Work to be completed: Where the string "hyeokie" appears in a line of the data, show that line.

Website and app data records:
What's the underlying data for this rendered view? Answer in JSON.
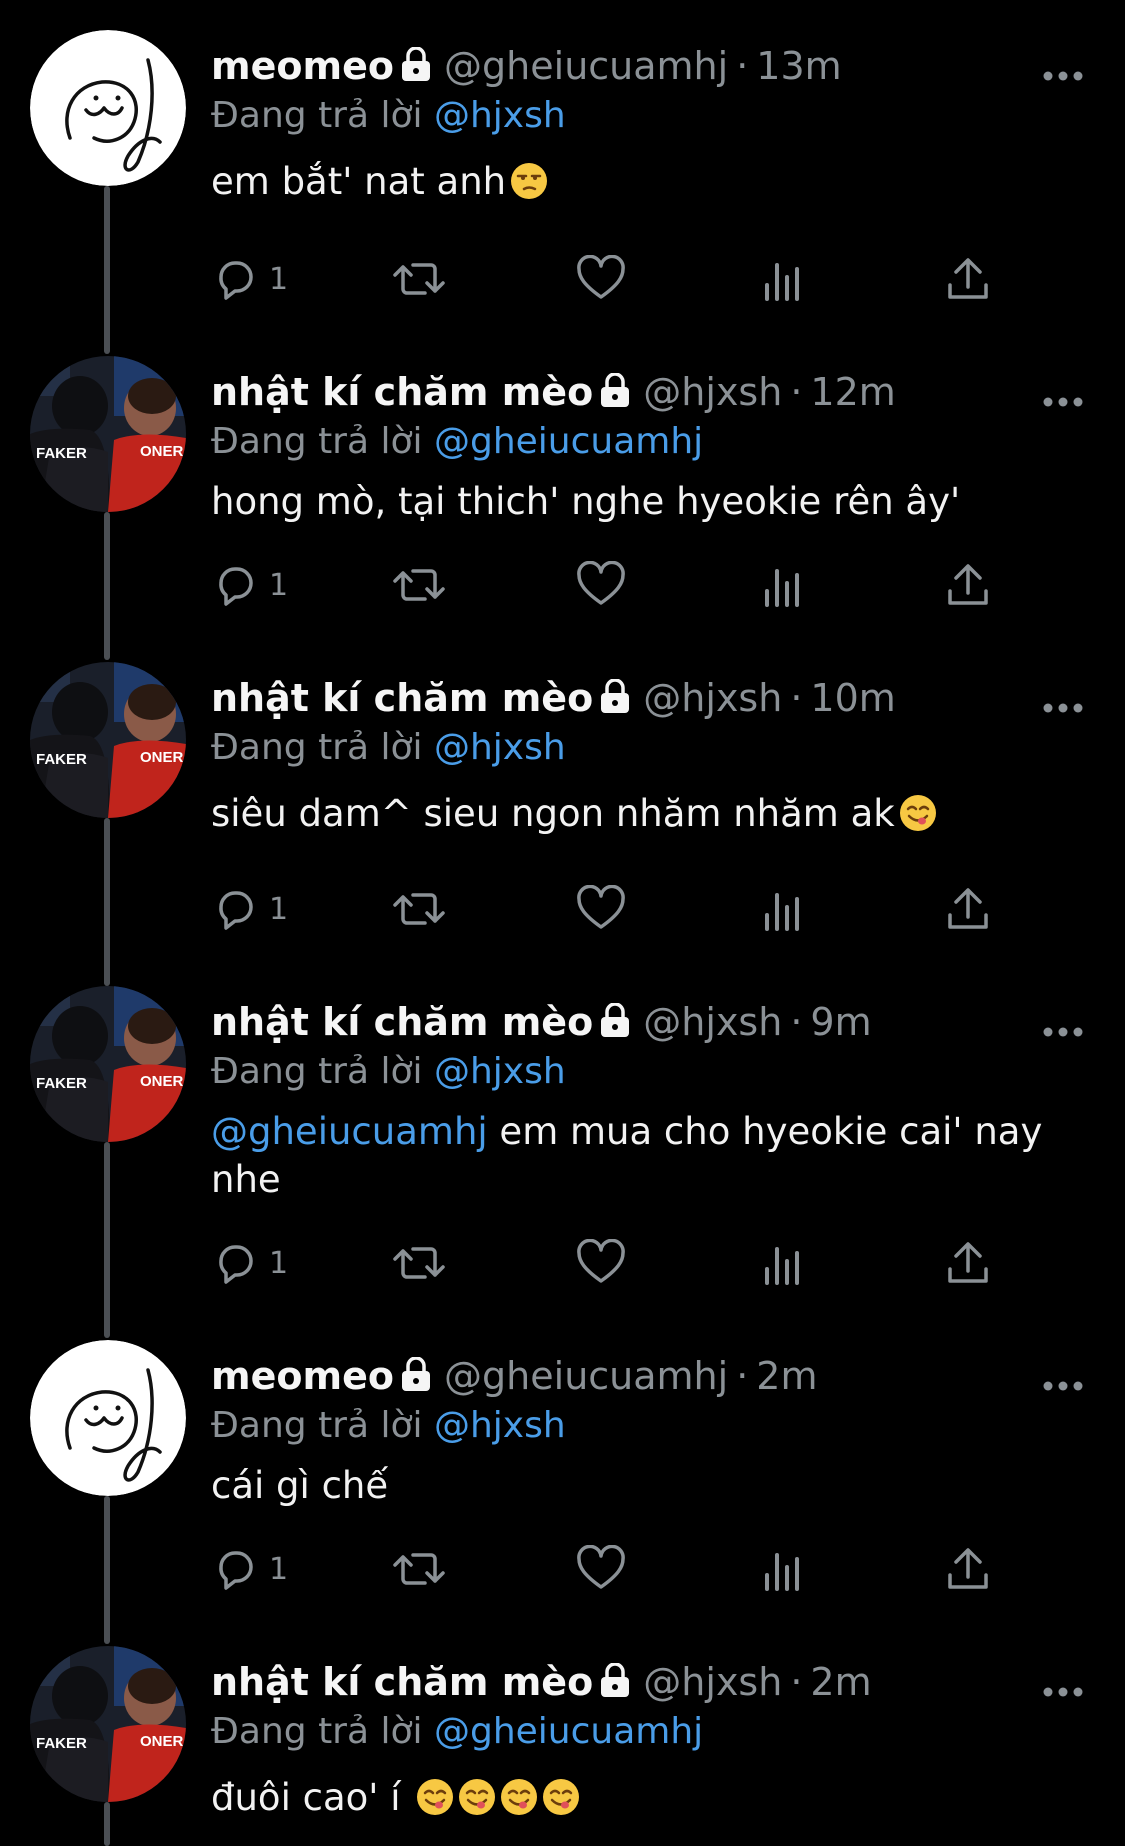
{
  "reply_prefix": "Đang trả lời",
  "icons": {
    "lock": "lock-icon",
    "more": "more-dots-icon",
    "reply": "reply-icon",
    "retweet": "retweet-icon",
    "like": "heart-icon",
    "views": "views-icon",
    "share": "share-icon"
  },
  "colors": {
    "background": "#000000",
    "mention": "#4a9de8",
    "muted": "#8b9196",
    "thread_line": "#4b4f54"
  },
  "tweets": [
    {
      "name": "meomeo",
      "handle": "@gheiucuamhj",
      "sep": "·",
      "time": "13m",
      "reply_to": "@hjxsh",
      "text_mention": "",
      "text": "em bắt' nat anh",
      "emoji": "unamused",
      "reply_count": "1",
      "avatar": "doodle"
    },
    {
      "name": "nhật kí chăm mèo",
      "handle": "@hjxsh",
      "sep": "·",
      "time": "12m",
      "reply_to": "@gheiucuamhj",
      "text_mention": "",
      "text": "hong mò, tại thich' nghe hyeokie rên ây'",
      "emoji": "",
      "reply_count": "1",
      "avatar": "photo"
    },
    {
      "name": "nhật kí chăm mèo",
      "handle": "@hjxsh",
      "sep": "·",
      "time": "10m",
      "reply_to": "@hjxsh",
      "text_mention": "",
      "text": "siêu dam^ sieu ngon nhăm nhăm ak",
      "emoji": "yum",
      "reply_count": "1",
      "avatar": "photo"
    },
    {
      "name": "nhật kí chăm mèo",
      "handle": "@hjxsh",
      "sep": "·",
      "time": "9m",
      "reply_to": "@hjxsh",
      "text_mention": "@gheiucuamhj",
      "text": " em mua cho hyeokie cai' nay nhe",
      "emoji": "",
      "reply_count": "1",
      "avatar": "photo"
    },
    {
      "name": "meomeo",
      "handle": "@gheiucuamhj",
      "sep": "·",
      "time": "2m",
      "reply_to": "@hjxsh",
      "text_mention": "",
      "text": "cái gì chế",
      "emoji": "",
      "reply_count": "1",
      "avatar": "doodle"
    },
    {
      "name": "nhật kí chăm mèo",
      "handle": "@hjxsh",
      "sep": "·",
      "time": "2m",
      "reply_to": "@gheiucuamhj",
      "text_mention": "",
      "text": "đuôi cao' í",
      "emoji": "yum-x4",
      "reply_count": "",
      "avatar": "photo"
    }
  ],
  "avatar_jersey_labels": [
    "FAKER",
    "ONER"
  ]
}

Solution below:
      "text": "hong mò, tại thich' nghe hyeokie rên ây'",
      "text": " em mua cho hyeokie cai' nay nhe",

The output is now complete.